Not all marketers share my obsession with tracking marketing results and they quote the trite marketing citation, “I know that 50% of my marketing budget is wasted.  I just don’t know which half.”  Well, we know which half…

We know which half because we track and monitor marketing activites and compare the data against our activities.

It’s never been easier to use your email marketing statistics to monitor and compare your results.

Here’s the 5 Email Marketing Statistics I would suggest you get to know.

1.  Your List Size

Many email marketers fail to keep an eye on their list size week to week and month to month.  I simply pick an interval (like weekly) and count the total mailable email addresses on your list.  Then watch for trends.  If your list is shrinking in size, that’s a problem.  You may be losing more people to email bounces and unsubscribes than you are signing up.  If this trend continues you’ll have a smaller and smaller return on your email marketing investment.

2.  Your Email Open Rates

Email open rates are almost always provided by your email software.  Normally this number is the number of emails opened divided by the number of emails delivered (after bounces).  (Now I KNOW there are some of you out there who know that email open rates are not a precise number but rather are more of an educated guess.  It’s just the way it is.)  Keep an eye on patterns.  Does your open rate vary all over the map?
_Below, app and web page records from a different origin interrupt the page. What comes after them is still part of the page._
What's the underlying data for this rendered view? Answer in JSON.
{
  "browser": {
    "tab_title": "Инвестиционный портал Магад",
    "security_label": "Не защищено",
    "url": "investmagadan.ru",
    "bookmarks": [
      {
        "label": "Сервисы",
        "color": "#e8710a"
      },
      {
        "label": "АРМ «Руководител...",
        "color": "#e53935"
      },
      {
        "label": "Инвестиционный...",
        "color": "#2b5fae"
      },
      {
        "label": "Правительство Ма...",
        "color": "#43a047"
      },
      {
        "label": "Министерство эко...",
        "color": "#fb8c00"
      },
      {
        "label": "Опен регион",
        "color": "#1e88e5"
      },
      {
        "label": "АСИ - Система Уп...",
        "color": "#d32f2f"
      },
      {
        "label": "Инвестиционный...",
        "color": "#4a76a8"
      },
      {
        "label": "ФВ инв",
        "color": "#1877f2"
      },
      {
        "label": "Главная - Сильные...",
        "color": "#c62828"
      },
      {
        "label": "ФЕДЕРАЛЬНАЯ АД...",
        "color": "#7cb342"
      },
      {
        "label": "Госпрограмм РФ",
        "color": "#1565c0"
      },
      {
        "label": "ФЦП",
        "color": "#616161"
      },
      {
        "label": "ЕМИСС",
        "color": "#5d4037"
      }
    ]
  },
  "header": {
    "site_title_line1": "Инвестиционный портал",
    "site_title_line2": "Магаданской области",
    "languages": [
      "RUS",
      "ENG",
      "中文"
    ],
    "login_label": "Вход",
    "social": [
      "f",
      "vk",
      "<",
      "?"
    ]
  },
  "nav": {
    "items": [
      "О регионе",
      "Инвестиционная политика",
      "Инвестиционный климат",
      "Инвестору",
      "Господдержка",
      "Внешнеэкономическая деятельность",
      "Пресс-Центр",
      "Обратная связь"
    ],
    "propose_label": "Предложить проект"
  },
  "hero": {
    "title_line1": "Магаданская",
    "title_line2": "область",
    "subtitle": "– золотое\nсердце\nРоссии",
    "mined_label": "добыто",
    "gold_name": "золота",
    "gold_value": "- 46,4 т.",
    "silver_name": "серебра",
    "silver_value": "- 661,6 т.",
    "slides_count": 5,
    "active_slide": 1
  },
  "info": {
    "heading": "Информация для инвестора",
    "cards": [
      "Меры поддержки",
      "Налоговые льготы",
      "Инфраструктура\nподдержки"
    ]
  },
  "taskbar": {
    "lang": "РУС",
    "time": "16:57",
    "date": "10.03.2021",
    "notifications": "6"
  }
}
Is it closer to 5% or closer to 45%?  This is a great number to try to improve through split testing.

3.  Your Clickthrough Rates

I count clickthroughs as the number of clicks divided by the number of emails opened.  Again, do some analysis to see if the rate changes from email to email and why.  What happens if you have one call to action vs having 10 calls to action?  Which is better?  Are they 2% or 22%?  Why do you think that is?  (HINT:  clarity in your writing increases clickthrough rates)

4.  Your Unsubscribe Rates

What does your unsubscribe rate tell you?  After you’ve been mailing for awhile you’ll find your unsubscribe rates will settle at a certain baseline–let’s say .14% is typical for you.  If your unsubscribe rate suddenly jumps to .75% you’ve done something wrong!  Did you send an message not relevant to your audience?  Did you increase your sending frequency?  Did you simply say the wrong thing?

5.  Your Email Results (Advanced)

Let’s say you’re sending an email to your list to invite them to register for and attend an event?  Let’s say you’re sending three emails in your invite sequence.  First question.  How many people registered after the first email?  The second?  In total?

It’s important to keep an eye on how email registrations may differ from your Facebook or telephone or website driven registrations.

The mistake I see many marketers make is not connecting the email with the business result.  The second biggest mistake I see is marketers don’t really look at the numbers at all.  The third biggest mistake I see is marketers don’t look for trends.

And it’s rare to see a true marketing professional split testing all aspects of their email campaigns in order to TEST their way to the highest possible results.

The biggest difference I have seen is a 12X difference between the first test and the final email campaign released.  The difference meant the difference of… let’s just say it was a lot of money.